* TASK DIRECTIONS:
The line count for "type" is all that is needed: say how many lines in the listing below contain it.

:: DATA RECORDS

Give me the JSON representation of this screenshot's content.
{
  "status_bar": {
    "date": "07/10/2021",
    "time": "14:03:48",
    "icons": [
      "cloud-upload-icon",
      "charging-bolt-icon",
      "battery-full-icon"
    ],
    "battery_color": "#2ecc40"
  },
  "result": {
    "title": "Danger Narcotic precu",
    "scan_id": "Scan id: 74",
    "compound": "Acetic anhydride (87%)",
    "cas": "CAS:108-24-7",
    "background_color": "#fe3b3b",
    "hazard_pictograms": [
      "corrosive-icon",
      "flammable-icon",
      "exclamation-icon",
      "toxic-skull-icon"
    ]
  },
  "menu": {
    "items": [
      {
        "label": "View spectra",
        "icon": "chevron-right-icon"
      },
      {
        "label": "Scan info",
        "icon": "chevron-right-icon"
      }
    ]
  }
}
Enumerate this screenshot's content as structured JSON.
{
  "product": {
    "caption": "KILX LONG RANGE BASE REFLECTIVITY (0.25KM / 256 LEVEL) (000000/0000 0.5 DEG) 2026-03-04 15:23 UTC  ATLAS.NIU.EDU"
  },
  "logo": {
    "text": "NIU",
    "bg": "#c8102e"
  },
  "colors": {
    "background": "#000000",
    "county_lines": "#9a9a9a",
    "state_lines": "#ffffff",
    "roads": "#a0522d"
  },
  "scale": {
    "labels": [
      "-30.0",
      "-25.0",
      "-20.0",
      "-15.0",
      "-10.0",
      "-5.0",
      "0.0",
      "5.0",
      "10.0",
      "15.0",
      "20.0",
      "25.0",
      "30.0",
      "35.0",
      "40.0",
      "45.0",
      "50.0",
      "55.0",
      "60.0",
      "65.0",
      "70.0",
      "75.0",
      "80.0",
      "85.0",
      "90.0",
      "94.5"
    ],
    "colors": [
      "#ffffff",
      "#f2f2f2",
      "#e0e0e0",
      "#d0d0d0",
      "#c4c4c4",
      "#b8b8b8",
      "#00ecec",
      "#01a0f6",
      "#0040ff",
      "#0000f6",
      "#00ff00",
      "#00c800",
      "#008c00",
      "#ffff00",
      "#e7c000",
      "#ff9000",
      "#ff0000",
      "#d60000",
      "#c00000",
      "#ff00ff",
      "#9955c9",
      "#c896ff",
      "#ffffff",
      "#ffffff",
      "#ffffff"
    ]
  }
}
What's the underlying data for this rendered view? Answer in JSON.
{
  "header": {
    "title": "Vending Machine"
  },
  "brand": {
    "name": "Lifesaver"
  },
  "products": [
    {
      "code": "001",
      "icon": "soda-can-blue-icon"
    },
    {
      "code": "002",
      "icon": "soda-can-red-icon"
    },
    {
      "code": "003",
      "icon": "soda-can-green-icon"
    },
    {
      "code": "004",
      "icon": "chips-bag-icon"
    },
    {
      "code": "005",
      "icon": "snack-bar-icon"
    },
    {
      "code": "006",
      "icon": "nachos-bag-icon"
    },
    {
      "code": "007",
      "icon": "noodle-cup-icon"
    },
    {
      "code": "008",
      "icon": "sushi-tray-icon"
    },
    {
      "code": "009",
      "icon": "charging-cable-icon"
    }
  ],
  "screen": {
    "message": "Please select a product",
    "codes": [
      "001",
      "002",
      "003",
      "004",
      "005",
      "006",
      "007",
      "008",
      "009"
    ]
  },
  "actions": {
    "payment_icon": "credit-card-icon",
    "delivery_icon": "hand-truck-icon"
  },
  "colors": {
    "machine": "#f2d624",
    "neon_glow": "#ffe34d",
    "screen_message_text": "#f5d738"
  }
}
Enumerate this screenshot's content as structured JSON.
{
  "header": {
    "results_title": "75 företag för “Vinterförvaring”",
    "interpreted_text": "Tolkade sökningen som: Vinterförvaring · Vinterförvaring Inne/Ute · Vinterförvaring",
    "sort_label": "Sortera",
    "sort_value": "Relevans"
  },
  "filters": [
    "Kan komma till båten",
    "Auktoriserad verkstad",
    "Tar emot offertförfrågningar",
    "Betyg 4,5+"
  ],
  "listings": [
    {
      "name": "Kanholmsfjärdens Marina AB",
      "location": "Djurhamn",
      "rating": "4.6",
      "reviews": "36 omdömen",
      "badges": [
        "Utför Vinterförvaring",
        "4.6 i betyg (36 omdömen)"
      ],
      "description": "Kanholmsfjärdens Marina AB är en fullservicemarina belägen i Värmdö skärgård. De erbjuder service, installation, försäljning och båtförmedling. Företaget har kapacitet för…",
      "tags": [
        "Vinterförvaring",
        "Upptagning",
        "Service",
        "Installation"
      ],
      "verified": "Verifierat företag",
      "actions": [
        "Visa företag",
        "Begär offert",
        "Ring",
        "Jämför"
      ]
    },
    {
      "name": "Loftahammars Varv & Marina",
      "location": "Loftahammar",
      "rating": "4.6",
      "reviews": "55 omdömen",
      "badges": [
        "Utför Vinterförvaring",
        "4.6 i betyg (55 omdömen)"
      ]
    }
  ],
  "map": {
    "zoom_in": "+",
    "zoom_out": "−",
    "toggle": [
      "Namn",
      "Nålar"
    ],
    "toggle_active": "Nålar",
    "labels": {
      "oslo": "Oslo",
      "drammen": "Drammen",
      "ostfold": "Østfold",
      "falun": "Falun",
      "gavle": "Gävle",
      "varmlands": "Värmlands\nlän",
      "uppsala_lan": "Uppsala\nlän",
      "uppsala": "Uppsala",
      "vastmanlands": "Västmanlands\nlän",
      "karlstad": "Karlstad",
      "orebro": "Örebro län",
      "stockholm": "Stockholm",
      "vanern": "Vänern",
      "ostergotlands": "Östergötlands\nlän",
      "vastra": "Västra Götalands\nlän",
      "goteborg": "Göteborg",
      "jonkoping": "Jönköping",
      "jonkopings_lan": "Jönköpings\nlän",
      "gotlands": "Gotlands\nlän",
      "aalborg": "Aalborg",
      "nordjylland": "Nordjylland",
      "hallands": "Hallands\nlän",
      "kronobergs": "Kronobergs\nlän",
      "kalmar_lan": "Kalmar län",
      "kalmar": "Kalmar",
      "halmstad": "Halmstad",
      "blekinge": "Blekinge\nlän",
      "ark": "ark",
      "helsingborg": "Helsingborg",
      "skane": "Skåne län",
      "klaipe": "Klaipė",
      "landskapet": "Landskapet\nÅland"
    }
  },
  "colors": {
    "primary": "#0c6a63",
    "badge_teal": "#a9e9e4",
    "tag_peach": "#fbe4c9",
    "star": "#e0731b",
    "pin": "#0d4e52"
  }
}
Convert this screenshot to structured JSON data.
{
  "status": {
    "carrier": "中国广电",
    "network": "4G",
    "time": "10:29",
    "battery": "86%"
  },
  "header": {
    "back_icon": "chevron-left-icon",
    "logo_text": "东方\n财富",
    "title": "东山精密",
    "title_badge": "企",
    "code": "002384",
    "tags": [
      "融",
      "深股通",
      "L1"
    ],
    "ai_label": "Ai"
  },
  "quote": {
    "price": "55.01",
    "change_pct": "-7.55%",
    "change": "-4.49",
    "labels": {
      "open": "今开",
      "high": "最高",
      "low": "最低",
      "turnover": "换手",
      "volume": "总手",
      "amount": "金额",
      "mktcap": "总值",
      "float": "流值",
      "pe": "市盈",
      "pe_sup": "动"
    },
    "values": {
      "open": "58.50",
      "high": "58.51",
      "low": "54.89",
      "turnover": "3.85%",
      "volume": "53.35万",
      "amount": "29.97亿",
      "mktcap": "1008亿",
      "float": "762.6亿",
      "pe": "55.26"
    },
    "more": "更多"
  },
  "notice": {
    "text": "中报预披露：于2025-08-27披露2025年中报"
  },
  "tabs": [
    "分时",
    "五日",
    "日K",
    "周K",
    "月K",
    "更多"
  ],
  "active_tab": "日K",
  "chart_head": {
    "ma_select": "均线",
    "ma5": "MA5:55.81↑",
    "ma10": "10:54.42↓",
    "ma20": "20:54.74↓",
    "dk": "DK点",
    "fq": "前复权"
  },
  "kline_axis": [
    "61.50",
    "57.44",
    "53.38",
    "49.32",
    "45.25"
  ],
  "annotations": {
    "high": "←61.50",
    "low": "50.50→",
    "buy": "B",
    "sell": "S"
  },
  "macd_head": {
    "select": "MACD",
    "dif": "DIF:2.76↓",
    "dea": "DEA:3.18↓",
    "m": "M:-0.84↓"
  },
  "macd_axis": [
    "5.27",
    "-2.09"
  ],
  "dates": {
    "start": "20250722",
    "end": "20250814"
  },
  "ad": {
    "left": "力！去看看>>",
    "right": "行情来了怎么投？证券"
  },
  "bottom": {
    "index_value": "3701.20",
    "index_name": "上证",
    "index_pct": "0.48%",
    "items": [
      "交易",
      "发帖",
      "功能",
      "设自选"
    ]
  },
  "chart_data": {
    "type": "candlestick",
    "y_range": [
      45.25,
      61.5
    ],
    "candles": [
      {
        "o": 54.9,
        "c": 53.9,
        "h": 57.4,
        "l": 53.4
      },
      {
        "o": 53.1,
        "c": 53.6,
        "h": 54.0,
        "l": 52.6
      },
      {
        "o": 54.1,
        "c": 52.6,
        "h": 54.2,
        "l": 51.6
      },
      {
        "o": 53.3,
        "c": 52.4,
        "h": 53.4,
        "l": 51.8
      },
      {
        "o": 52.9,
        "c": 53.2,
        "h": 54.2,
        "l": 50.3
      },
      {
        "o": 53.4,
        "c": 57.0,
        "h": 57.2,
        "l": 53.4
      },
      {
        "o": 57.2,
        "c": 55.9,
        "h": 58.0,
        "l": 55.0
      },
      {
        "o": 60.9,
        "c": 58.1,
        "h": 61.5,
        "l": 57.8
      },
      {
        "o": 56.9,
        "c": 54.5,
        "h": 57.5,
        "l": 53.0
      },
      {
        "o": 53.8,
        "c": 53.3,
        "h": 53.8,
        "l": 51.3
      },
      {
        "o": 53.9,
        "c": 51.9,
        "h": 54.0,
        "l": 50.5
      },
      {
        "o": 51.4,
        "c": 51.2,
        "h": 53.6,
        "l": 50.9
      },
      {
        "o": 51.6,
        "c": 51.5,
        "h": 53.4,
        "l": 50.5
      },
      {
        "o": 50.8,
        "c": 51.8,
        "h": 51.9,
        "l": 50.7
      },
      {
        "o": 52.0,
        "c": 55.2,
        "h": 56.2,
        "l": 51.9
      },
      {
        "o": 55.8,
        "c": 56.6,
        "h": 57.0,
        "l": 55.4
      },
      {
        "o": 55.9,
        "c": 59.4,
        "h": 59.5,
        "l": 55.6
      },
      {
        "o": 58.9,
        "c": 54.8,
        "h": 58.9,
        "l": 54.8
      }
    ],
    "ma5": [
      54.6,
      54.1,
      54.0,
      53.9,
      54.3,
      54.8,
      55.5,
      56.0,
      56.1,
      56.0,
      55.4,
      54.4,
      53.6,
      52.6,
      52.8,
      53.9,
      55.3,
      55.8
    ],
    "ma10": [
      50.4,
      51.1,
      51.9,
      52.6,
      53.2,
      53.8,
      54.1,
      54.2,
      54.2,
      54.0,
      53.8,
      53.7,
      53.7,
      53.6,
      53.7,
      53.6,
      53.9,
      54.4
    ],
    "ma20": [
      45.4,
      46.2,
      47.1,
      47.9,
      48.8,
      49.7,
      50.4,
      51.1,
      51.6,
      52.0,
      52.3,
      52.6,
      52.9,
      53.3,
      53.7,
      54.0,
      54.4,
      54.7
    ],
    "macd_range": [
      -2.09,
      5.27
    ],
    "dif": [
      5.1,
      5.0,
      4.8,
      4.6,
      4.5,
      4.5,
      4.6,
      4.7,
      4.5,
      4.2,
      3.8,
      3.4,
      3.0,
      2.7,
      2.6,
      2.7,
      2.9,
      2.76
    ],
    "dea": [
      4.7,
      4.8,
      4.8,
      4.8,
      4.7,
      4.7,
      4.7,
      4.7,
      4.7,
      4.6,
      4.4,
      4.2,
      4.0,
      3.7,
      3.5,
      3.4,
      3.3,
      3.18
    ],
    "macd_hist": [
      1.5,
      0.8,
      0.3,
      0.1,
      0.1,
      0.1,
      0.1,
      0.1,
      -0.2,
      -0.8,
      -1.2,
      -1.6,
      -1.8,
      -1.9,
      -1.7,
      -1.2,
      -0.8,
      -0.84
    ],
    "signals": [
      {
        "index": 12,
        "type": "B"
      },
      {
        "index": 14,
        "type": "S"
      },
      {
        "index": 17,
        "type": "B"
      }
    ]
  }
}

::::

* RESPONSE:
4